# Data to examine
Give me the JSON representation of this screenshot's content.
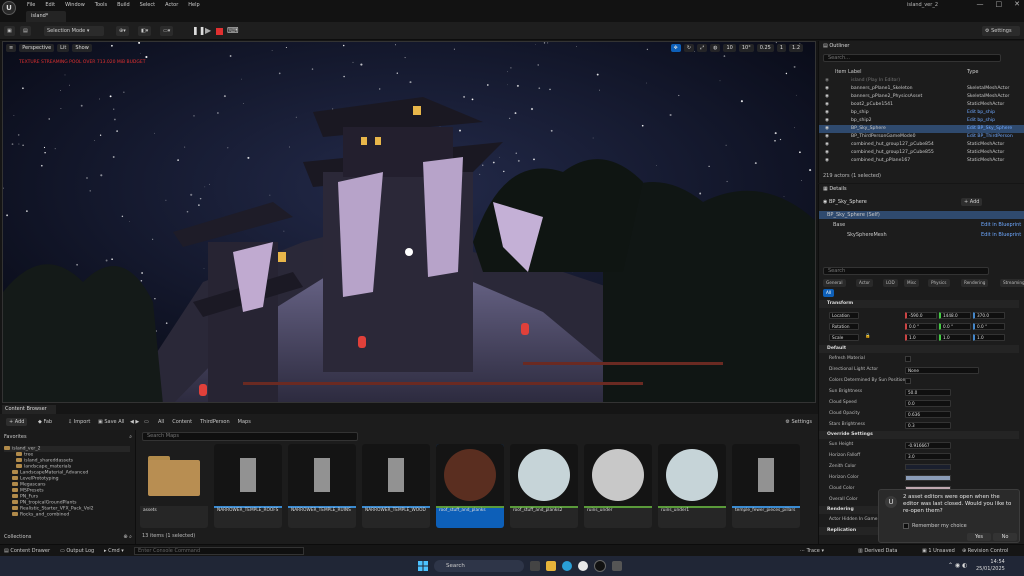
{
  "menubar": {
    "items": [
      "File",
      "Edit",
      "Window",
      "Tools",
      "Build",
      "Select",
      "Actor",
      "Help"
    ],
    "project_name": "island_ver_2",
    "window_controls": [
      "—",
      "□",
      "✕"
    ]
  },
  "tab": {
    "label": "island*"
  },
  "toolbar": {
    "mode_label": "Selection Mode",
    "settings_label": "Settings"
  },
  "viewport": {
    "perspective_label": "Perspective",
    "lit_label": "Lit",
    "show_label": "Show",
    "warning": "TEXTURE STREAMING POOL OVER 713.020 MiB BUDGET",
    "grid_snap": "10",
    "rot_snap": "10°",
    "scale_snap": "0.25",
    "camera_speed": "1",
    "viewports": "1.2"
  },
  "content_browser": {
    "tab_label": "Content Browser",
    "add_label": "Add",
    "fab_label": "Fab",
    "import_label": "Import",
    "save_all_label": "Save All",
    "breadcrumb": [
      "All",
      "Content",
      "ThirdPerson",
      "Maps"
    ],
    "settings_label": "Settings",
    "favorites_label": "Favorites",
    "collections_label": "Collections",
    "search_placeholder": "Search Maps",
    "items_status": "13 items (1 selected)",
    "tree": [
      {
        "label": "island_ver_2",
        "depth": 0,
        "folder": false
      },
      {
        "label": "tree",
        "depth": 3,
        "folder": true
      },
      {
        "label": "island_shareddassets",
        "depth": 3,
        "folder": true
      },
      {
        "label": "landscape_materials",
        "depth": 3,
        "folder": true
      },
      {
        "label": "LandscapeMaterial_Advanced",
        "depth": 2,
        "folder": true
      },
      {
        "label": "LevelPrototyping",
        "depth": 2,
        "folder": true
      },
      {
        "label": "Megascans",
        "depth": 2,
        "folder": true
      },
      {
        "label": "MSPresets",
        "depth": 2,
        "folder": true
      },
      {
        "label": "PN_Furs",
        "depth": 2,
        "folder": true
      },
      {
        "label": "PN_tropicalGroundPlants",
        "depth": 2,
        "folder": true
      },
      {
        "label": "Realistic_Starter_VFX_Pack_Vol2",
        "depth": 2,
        "folder": true
      },
      {
        "label": "Rocks_and_combined",
        "depth": 2,
        "folder": true
      }
    ],
    "assets": [
      {
        "name": "assets",
        "kind": "folder"
      },
      {
        "name": "NARROWER_TEMPLE_ROOFS",
        "kind": "mesh"
      },
      {
        "name": "NARROWER_TEMPLE_RUINS",
        "kind": "mesh"
      },
      {
        "name": "NARROWER_TEMPLE_WOOD",
        "kind": "mesh"
      },
      {
        "name": "roof_stuff_and_planks",
        "kind": "material",
        "selected": true
      },
      {
        "name": "roof_stuff_and_planks2",
        "kind": "material"
      },
      {
        "name": "ruins_under",
        "kind": "material"
      },
      {
        "name": "ruins_under1",
        "kind": "material"
      },
      {
        "name": "temple_fewer_pieces_pillars",
        "kind": "mesh"
      }
    ]
  },
  "outliner": {
    "title": "Outliner",
    "search_placeholder": "Search...",
    "col_label": "Item Label",
    "col_type": "Type",
    "rows": [
      {
        "label": "island (Play In Editor)",
        "type": "",
        "dim": true
      },
      {
        "label": "banners_pPlane1_Skeleton",
        "type": "SkeletalMeshActor"
      },
      {
        "label": "banners_pPlane2_PhysicsAsset",
        "type": "SkeletalMeshActor"
      },
      {
        "label": "boat2_pCube1541",
        "type": "StaticMeshActor"
      },
      {
        "label": "bp_ship",
        "type": "Edit bp_ship",
        "link": true
      },
      {
        "label": "bp_ship2",
        "type": "Edit bp_ship",
        "link": true
      },
      {
        "label": "BP_Sky_Sphere",
        "type": "Edit BP_Sky_Sphere",
        "link": true,
        "selected": true
      },
      {
        "label": "BP_ThirdPersonGameMode0",
        "type": "Edit BP_ThirdPerson",
        "link": true
      },
      {
        "label": "combined_hut_group127_pCube854",
        "type": "StaticMeshActor"
      },
      {
        "label": "combined_hut_group127_pCube855",
        "type": "StaticMeshActor"
      },
      {
        "label": "combined_hut_pPlane167",
        "type": "StaticMeshActor"
      }
    ],
    "status": "219 actors (1 selected)"
  },
  "details": {
    "title": "Details",
    "actor_name": "BP_Sky_Sphere",
    "add_label": "Add",
    "self_label": "BP_Sky_Sphere (Self)",
    "components": [
      {
        "label": "Base",
        "link": "Edit in Blueprint"
      },
      {
        "label": "SkySphereMesh",
        "link": "Edit in Blueprint"
      }
    ],
    "search_placeholder": "Search",
    "category_tabs": [
      "General",
      "Actor",
      "LOD",
      "Misc",
      "Physics",
      "Rendering",
      "Streaming",
      "All"
    ],
    "transform_label": "Transform",
    "location_label": "Location",
    "rotation_label": "Rotation",
    "scale_label": "Scale",
    "location": [
      "-590.0",
      "1448.0",
      "370.0"
    ],
    "rotation": [
      "0.0 °",
      "0.0 °",
      "0.0 °"
    ],
    "scale": [
      "1.0",
      "1.0",
      "1.0"
    ],
    "default_label": "Default",
    "props": [
      {
        "label": "Refresh Material",
        "kind": "check"
      },
      {
        "label": "Directional Light Actor",
        "kind": "select",
        "value": "None"
      },
      {
        "label": "Colors Determined By Sun Position",
        "kind": "check"
      },
      {
        "label": "Sun Brightness",
        "kind": "num",
        "value": "50.0"
      },
      {
        "label": "Cloud Speed",
        "kind": "num",
        "value": "0.0"
      },
      {
        "label": "Cloud Opacity",
        "kind": "num",
        "value": "0.636"
      },
      {
        "label": "Stars Brightness",
        "kind": "num",
        "value": "0.3"
      }
    ],
    "override_label": "Override Settings",
    "override_props": [
      {
        "label": "Sun Height",
        "kind": "num",
        "value": "-0.916667"
      },
      {
        "label": "Horizon Falloff",
        "kind": "num",
        "value": "3.0"
      },
      {
        "label": "Zenith Color",
        "kind": "color",
        "value": "#1a1f2e"
      },
      {
        "label": "Horizon Color",
        "kind": "color",
        "value": "#8a9cb8"
      },
      {
        "label": "Cloud Color",
        "kind": "color",
        "value": "#c0a8b0"
      },
      {
        "label": "Overall Color",
        "kind": "color",
        "value": "#e8e8e8"
      }
    ],
    "rendering_label": "Rendering",
    "actor_hidden_label": "Actor Hidden In Game",
    "replication_label": "Replication"
  },
  "notification": {
    "message": "2 asset editors were open when the editor was last closed. Would you like to re-open them?",
    "remember_label": "Remember my choice",
    "yes_label": "Yes",
    "no_label": "No"
  },
  "statusbar": {
    "content_drawer": "Content Drawer",
    "output_log": "Output Log",
    "cmd": "Cmd",
    "console_placeholder": "Enter Console Command",
    "trace": "Trace",
    "derived_data": "Derived Data",
    "unsaved": "1 Unsaved",
    "revision": "Revision Control"
  },
  "taskbar": {
    "search_placeholder": "Search",
    "time": "14:54",
    "date": "25/01/2025"
  }
}
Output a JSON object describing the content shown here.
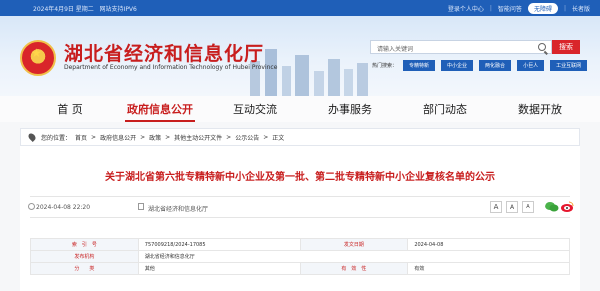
{
  "topbar": {
    "date_text": "2024年4月9日  星期二",
    "ipv6_text": "网站支持IPV6",
    "login": "登录个人中心",
    "smart_qa": "智能问答",
    "accessibility": "无障碍",
    "elder": "长者版"
  },
  "header": {
    "title": "湖北省经济和信息化厅",
    "subtitle": "Department of Economy and Information Technology of Hubei Province",
    "search_placeholder": "请输入关键词",
    "search_button": "搜索",
    "quick_label": "热门搜索：",
    "quick_items": [
      "专精特新",
      "中小企业",
      "两化融合",
      "小巨人",
      "工业互联网"
    ]
  },
  "nav": {
    "items": [
      "首 页",
      "政府信息公开",
      "互动交流",
      "办事服务",
      "部门动态",
      "数据开放"
    ]
  },
  "breadcrumb": {
    "label": "您的位置：",
    "items": [
      "首页",
      "政府信息公开",
      "政策",
      "其他主动公开文件",
      "公示公告",
      "正文"
    ]
  },
  "article": {
    "title": "关于湖北省第六批专精特新中小企业及第一批、第二批专精特新中小企业复核名单的公示",
    "date": "2024-04-08 22:20",
    "org": "湖北省经济和信息化厅",
    "font_labels": [
      "A",
      "A",
      "A"
    ]
  },
  "info_table": {
    "rows": [
      {
        "k1": "索　引　号",
        "v1": "757009218/2024-17085",
        "k2": "发文日期",
        "v2": "2024-04-08"
      },
      {
        "k1": "发布机构",
        "v1": "湖北省经济和信息化厅",
        "k2": "",
        "v2": ""
      },
      {
        "k1": "分　　类",
        "v1": "其他",
        "k2": "有　效　性",
        "v2": "有效"
      }
    ]
  },
  "colors": {
    "brand_red": "#c81e1e",
    "top_blue": "#1f5fb8"
  }
}
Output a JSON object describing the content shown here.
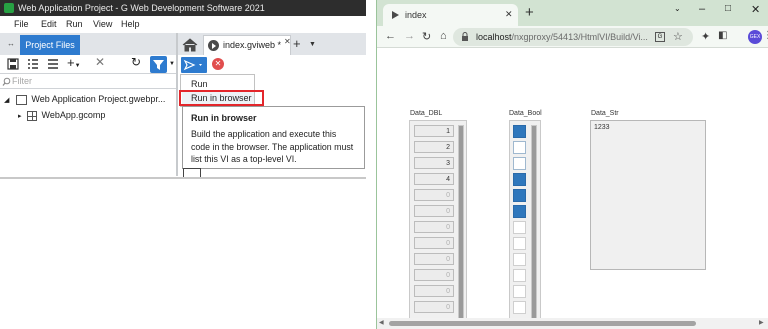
{
  "ide": {
    "title": "Web Application Project - G Web Development Software 2021",
    "menu": [
      "File",
      "Edit",
      "Run",
      "View",
      "Help"
    ],
    "project_tab": "Project Files",
    "doc_tab": "index.gviweb *",
    "filter_placeholder": "Filter",
    "tree": {
      "project": "Web Application Project.gwebpr...",
      "component": "WebApp.gcomp"
    },
    "run_menu": {
      "run": "Run",
      "run_in_browser": "Run in browser"
    },
    "tooltip": {
      "title": "Run in browser",
      "body": "Build the application and execute this code in the browser. The application must list this VI as a top-level VI."
    }
  },
  "browser": {
    "tab_title": "index",
    "url_host": "localhost",
    "url_path": "/nxgproxy/54413/HtmlVI/Build/Vi...",
    "profile_initials": "GEX"
  },
  "panel": {
    "dbl_label": "Data_DBL",
    "bool_label": "Data_Bool",
    "str_label": "Data_Str",
    "dbl_values": [
      "1",
      "2",
      "3",
      "4",
      "0",
      "0",
      "0",
      "0",
      "0",
      "0",
      "0",
      "0"
    ],
    "dbl_set_count": 4,
    "bool_values": [
      true,
      false,
      false,
      true,
      true,
      true,
      false,
      false,
      false,
      false,
      false,
      false
    ],
    "bool_set_count": 6,
    "str_value": "1233",
    "colors": {
      "bool_on": "#2f77bc",
      "ide_accent": "#2e7bcf",
      "highlight": "#e3262b"
    }
  }
}
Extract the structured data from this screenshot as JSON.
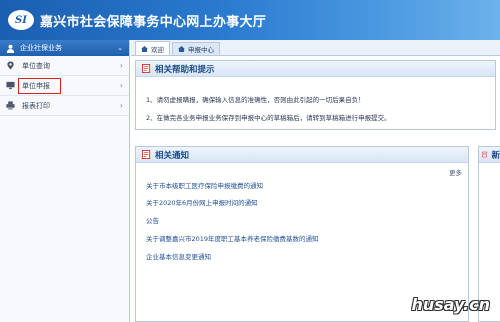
{
  "header": {
    "logo_text": "SI",
    "title": "嘉兴市社会保障事务中心网上办事大厅"
  },
  "sidebar": {
    "section_title": "企业社保业务",
    "items": [
      {
        "label": "单位查询",
        "icon": "location-pin-icon"
      },
      {
        "label": "单位申报",
        "icon": "monitor-icon",
        "highlighted": true
      },
      {
        "label": "报表打印",
        "icon": "printer-icon"
      }
    ]
  },
  "tabs": [
    {
      "label": "欢迎",
      "active": true
    },
    {
      "label": "申报中心",
      "active": false
    }
  ],
  "help_panel": {
    "title": "相关帮助和提示",
    "lines": [
      "1、请勿虚报瞒报，确保输入信息的准确性，否则由此引起的一切后果自负！",
      "2、在做完各业务申报业务保存到申报中心的草稿箱后，请转到草稿箱进行申报提交。"
    ]
  },
  "notice_panel": {
    "title": "相关通知",
    "more_label": "更多",
    "items": [
      "关于市本级职工医疗保险申报缴费的通知",
      "关于2020年6月份网上申报时间的通知",
      "公告",
      "关于调整嘉兴市2019年度职工基本养老保险缴费基数的通知",
      "企业基本信息变更通知"
    ]
  },
  "right_panel": {
    "title": "新"
  },
  "watermark": "husay.cn",
  "colors": {
    "header_blue": "#1a5fb0",
    "link_blue": "#1e4f95",
    "highlight_red": "#e02020"
  }
}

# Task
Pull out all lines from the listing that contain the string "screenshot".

# Completed exercise
Give me the JSON representation of this screenshot's content.
Extract the structured data from this screenshot as JSON.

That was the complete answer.